ENTRIES PROVIDED:
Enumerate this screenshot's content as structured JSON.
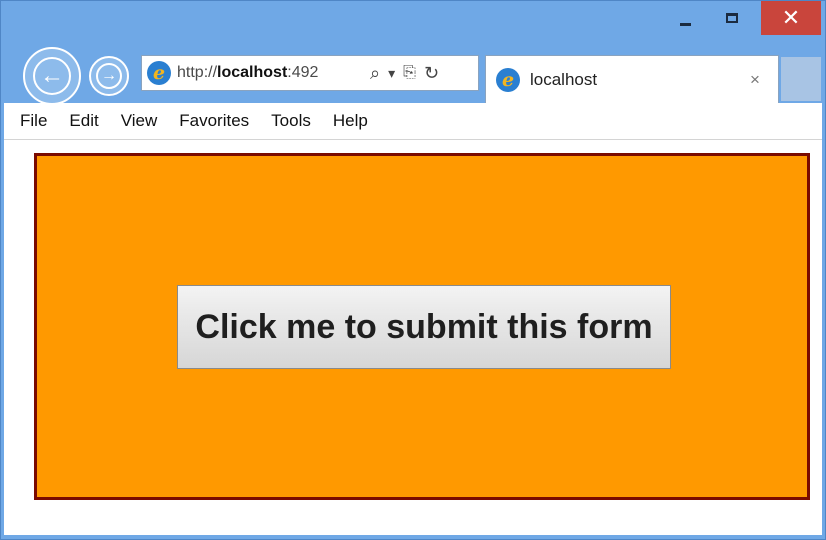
{
  "window": {
    "controls": {
      "minimize": "_",
      "maximize": "□",
      "close": "✕"
    }
  },
  "navigation": {
    "back_icon": "back-arrow-icon",
    "forward_icon": "forward-arrow-icon"
  },
  "address_bar": {
    "url_prefix": "http://",
    "url_host": "localhost",
    "url_rest": ":492",
    "search_icon": "⌕",
    "dropdown_icon": "▾",
    "compat_icon": "⎘",
    "refresh_icon": "↻"
  },
  "tab": {
    "title": "localhost",
    "close": "×"
  },
  "menu": {
    "items": [
      "File",
      "Edit",
      "View",
      "Favorites",
      "Tools",
      "Help"
    ]
  },
  "page": {
    "submit_label": "Click me to submit this form"
  },
  "colors": {
    "panel_bg": "#ff9900",
    "panel_border": "#7a0a00",
    "chrome": "#6fa8e6",
    "close_button": "#c9453c"
  }
}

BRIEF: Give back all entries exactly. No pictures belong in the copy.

WRITTEN REPLY:
Enumerate this screenshot's content as structured JSON.
{
  "window": {
    "controls": {
      "minimize": "_",
      "maximize": "□",
      "close": "✕"
    }
  },
  "navigation": {
    "back_icon": "back-arrow-icon",
    "forward_icon": "forward-arrow-icon"
  },
  "address_bar": {
    "url_prefix": "http://",
    "url_host": "localhost",
    "url_rest": ":492",
    "search_icon": "⌕",
    "dropdown_icon": "▾",
    "compat_icon": "⎘",
    "refresh_icon": "↻"
  },
  "tab": {
    "title": "localhost",
    "close": "×"
  },
  "menu": {
    "items": [
      "File",
      "Edit",
      "View",
      "Favorites",
      "Tools",
      "Help"
    ]
  },
  "page": {
    "submit_label": "Click me to submit this form"
  },
  "colors": {
    "panel_bg": "#ff9900",
    "panel_border": "#7a0a00",
    "chrome": "#6fa8e6",
    "close_button": "#c9453c"
  }
}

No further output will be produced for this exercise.